Afternoons went by lazily, the din of cranes and drills and traffic slowly fading to an empty evening stillness that seemed to fall out of time with the dying of the light.
Surfaces became mercurial again, volatile, revealing tears through which other stories could be glimpsed- other rhythms, other bodies, distant echoes.
The gardener remembered them all: the sounds, the voices, the movement of other bodies brushing past him as he waited for his seed to sprout. Even as everything turned hard and cold- his own skin blackened and hardened, his joints locked out of movement- he kept the warmth of his pursuit alive, tending to it with steady resolution and unmovable hope.
At night the streets fell silent and heavy, thick with a different kind of dreaming.
The gardener, barely visible in the darkness, his iron figure like a shadow amongst all other shadows, looked at the iron soil that his hand had just smoothed over the seed he had laid. Even though he couldn’t see much he knew it was still there, and growing, and that what would sprout would be wild and bright, and resilient.
Tune in to Resonance 104.4 FM on Tuesday 20th November at 5pm for the third episode of Raft, my new radio programme in which we explore real and imaginary landscapes of the city.
Credits for this month’s episode:
Written and narrated by Chiara Ambrosio
Soundscapes by Bird Radio
The Bank Job- a conversation with Dan Edelstyn and Hilary Powell of Optimistic Productions about their ongoing project and feature film Bank Job.

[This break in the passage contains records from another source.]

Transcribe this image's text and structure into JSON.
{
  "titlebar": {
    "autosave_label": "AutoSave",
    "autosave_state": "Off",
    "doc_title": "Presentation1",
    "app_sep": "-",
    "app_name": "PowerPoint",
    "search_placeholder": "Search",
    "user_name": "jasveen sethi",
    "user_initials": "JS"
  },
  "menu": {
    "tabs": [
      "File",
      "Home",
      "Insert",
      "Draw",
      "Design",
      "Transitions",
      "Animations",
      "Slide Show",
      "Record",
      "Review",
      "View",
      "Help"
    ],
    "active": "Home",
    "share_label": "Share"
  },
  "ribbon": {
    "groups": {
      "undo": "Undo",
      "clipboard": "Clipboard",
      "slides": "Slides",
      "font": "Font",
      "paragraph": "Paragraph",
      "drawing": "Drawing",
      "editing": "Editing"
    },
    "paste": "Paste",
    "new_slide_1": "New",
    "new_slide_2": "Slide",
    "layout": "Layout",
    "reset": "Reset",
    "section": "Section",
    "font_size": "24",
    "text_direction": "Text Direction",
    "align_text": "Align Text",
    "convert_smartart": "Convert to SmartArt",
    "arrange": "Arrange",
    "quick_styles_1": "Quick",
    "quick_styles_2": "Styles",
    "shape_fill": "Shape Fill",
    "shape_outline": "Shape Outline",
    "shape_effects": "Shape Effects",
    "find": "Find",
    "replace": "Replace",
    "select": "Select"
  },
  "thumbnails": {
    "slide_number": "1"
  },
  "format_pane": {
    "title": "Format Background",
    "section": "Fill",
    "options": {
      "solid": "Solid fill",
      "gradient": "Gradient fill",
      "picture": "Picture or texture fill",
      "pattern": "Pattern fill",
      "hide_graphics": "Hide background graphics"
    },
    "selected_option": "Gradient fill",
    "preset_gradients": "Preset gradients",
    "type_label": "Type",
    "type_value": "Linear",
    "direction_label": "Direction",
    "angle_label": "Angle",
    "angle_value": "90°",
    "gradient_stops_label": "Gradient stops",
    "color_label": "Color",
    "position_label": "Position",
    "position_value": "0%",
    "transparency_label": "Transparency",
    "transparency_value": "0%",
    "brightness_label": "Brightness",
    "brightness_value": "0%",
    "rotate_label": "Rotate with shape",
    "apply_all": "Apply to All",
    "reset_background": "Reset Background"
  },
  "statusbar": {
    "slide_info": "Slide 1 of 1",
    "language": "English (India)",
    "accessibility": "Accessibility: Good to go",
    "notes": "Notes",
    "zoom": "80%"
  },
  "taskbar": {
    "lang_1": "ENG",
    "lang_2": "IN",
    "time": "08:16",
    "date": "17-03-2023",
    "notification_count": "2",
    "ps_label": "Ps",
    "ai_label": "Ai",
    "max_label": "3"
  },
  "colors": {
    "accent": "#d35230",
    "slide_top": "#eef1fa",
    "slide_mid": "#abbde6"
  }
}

“The Lighthouse” written and performed by The Orchestra of Cardboard.
Night was falling in Hounslow when they all looked out of the window and saw the moon there, hanging by a thread between betting shops and Chinese takeaways.
It stirred in the wind, dampened by the rain, almost fading in the dying light of the evening.
They knew they had it coming, so they unrolled the fake grass like a red carpet in anticipation, all eyes transcending their usual trajectories to take in the sight of the moon- gigantic, inflated, caught within the metal frame of a suburban dream.
It came in a truck.
They hoisted it up on a crane and left it there to dangle weightless over a concrete island at the crossroads between streets leading nowhere.
Above it airplanes arrived and departed as usual, never noticing Hounslow as they came and went, not even tonight.
A few brief glimpses is all it took to exhaust the metaphysical thrill as it moved swiftly through the margins, on its way to brighter, more suitable places.
And then all gazes were retracted, like fishing nets from the sea after a meager catch- back to the lit-up screens in the pub and other scaled down dreams, while outside the gigantic moon swung, alone now.
Nobody noticed when the moon went.
When they looked up again, nobody could tell at what exact point it had vanished, or whether it had been there at all.
All that remained was a nylon thread stirring in the wind like a forsaken fishing line that had failed to keep a hold of its catch.
Another passing dream dreamt by the city at night and forgotten at daybreak.